Journey of 100 Bags - Chapter 5

Chapter 5 – The Last Room
            During this whole journey there was one room I avoided.  We call it the front room.  It is basically a second living room.  It was originally set up to be my personal get-away space.  I had visions of curling up in the chase lounge reading a book, but I never did.  Over the years it became a place to store things, a junk room.

            When I first began purging the house, I put my give away bags there in-between trips to the thrift store.  I also stored items I wanted to sell there as well as things I wanted to keep but had no idea where to put.  Basically, I sacrificed this room to redeem the rest of the house.

            Eventually, I know I would have to face this room.  It would take all the skills I had developed, all the tricks I had learned and all my determination to successfully transform this area.

            One skill I utilized was visualization.  I began to dream about what I wanted the room to look like and what purposes I wanted it to serve.  I had contemplated having a dining room for a few years.  This seemed like the right time to pursue that goal.  I sold the chase lounge and end tables that were not being used and began to look for a decent dining set.

            This room also houses my daughter’s piano, my library, and my computer desk.  I sketched out how these items could be rearranged to form a multi-purpose room.  Then it was time to eliminate everything that did not fit the new vision.
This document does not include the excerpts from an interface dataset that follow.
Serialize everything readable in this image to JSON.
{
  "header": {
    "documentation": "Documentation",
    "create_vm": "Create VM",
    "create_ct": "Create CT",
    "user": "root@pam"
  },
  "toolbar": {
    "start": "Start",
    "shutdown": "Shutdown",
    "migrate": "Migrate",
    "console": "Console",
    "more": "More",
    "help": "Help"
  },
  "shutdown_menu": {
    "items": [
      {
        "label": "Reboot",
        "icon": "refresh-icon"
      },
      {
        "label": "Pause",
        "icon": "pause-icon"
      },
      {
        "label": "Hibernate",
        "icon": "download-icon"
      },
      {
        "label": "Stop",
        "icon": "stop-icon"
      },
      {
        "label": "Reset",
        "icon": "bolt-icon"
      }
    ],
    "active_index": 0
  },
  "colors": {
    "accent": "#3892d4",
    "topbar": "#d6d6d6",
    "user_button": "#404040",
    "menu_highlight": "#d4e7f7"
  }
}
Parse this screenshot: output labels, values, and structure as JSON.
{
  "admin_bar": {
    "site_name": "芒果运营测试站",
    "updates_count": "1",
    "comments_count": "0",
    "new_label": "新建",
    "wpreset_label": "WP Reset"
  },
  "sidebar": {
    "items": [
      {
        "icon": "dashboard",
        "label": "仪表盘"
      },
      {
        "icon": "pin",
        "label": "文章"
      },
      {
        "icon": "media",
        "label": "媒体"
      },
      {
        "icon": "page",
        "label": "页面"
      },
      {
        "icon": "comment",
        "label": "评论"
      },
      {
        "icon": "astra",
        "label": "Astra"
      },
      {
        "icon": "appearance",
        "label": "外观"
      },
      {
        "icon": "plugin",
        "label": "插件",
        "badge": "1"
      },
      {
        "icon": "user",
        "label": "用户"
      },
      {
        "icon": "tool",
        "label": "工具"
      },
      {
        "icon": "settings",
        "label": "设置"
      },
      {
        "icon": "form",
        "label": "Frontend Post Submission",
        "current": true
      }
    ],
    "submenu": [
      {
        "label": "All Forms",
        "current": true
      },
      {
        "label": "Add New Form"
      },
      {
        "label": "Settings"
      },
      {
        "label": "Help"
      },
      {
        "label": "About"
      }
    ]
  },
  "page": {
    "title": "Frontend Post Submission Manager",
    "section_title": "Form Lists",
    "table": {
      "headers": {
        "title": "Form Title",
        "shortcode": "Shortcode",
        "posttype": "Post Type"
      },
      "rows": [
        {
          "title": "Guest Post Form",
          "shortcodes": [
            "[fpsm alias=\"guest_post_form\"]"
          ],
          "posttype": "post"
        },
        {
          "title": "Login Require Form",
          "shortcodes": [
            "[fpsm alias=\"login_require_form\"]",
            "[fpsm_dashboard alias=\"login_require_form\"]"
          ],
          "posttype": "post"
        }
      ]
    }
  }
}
            I revisited the ‘packing party’ concept.  Starting in one corner of the room, one shelf/drawer at a time, I sorted every item.  Anything I wanted to keep went into a labeled box.  Items to sell went into a corner and bags to give away went by the door. 

            I unloaded my file cabinets into boxes of paper to be sorted.  Eventually I eliminated three partially-filled file cabinets and condensed into one with four drawers.  As I looked through these papers I was mortified to find ten year old electric bills as well as my high school calculus notes.  It was embarrassing to admit that not only had I kept these useless items, but I had paid to move them a few years before.  In the end I had one box of papers to save and file, three boxes to shred, and numerous bags of paper to recycle.

            Next I turned to my bookshelves.  Before I touched the first book I sat down and made a list of all the books and types of books I knew I owned.  If a book was on the list it was a keeper.  This helped me pre-set my mind so that when I picked up a book I didn’t even remember owning, it was easier to let it go. As I boxed up my books I asked myself various questions:  Have I read this book?  Do I even want to read it?  How long have I kept it without reading it?  Am I keeping it because I ‘should’ read it?  If I did read it already, did it bring me joy?  Do I really plan to read it again?  Can I find the information contained in this book online?  Did I even know I had this book?

            I put all of my baby-raising books in a giveaway box since I am not planning for any more children.  I got rid of most of my diet books and all of my college texts.  Then I turned to the religious reference section.  I decided to pair this down by looking at categories and only keeping one or two in each sub-category.  Overall, I eliminated boxes of books I did not even remember having.  Lastly, I put many, many books on probation.  I decided to keep them for now, but plan to donate them if they are not read in the next year.

            As I continued to work my way around the room, I discovered things that could now be re-homed in other rooms.  Because a large portion of the house was now organized, I knew where things belonged.

            Eventually, I got everything I wanted packed up.  Then I was able to rearrange the remaining furniture and begin to unpack.  I used the container concept and only kept the desk supplies that fit in my drawers, the movies that fit on the shelves, and the decorations that made a pleasant display.

            At the time of this writing I still have four boxes of pictures to sort through.  I can’t quite make the leap to scanning and discarding them, but I am paring down.  I’m only keeping the best ones to put in albums.  The rest can be given away to family or discarded.

            I love the fact that this room is no longer an embarrassment.  It is now functional and attractive.

1 comment:

  1. I love "watching" your wonderful journey from afar! Love you and very proud of this new healthy & happy life you're creating! Kimmy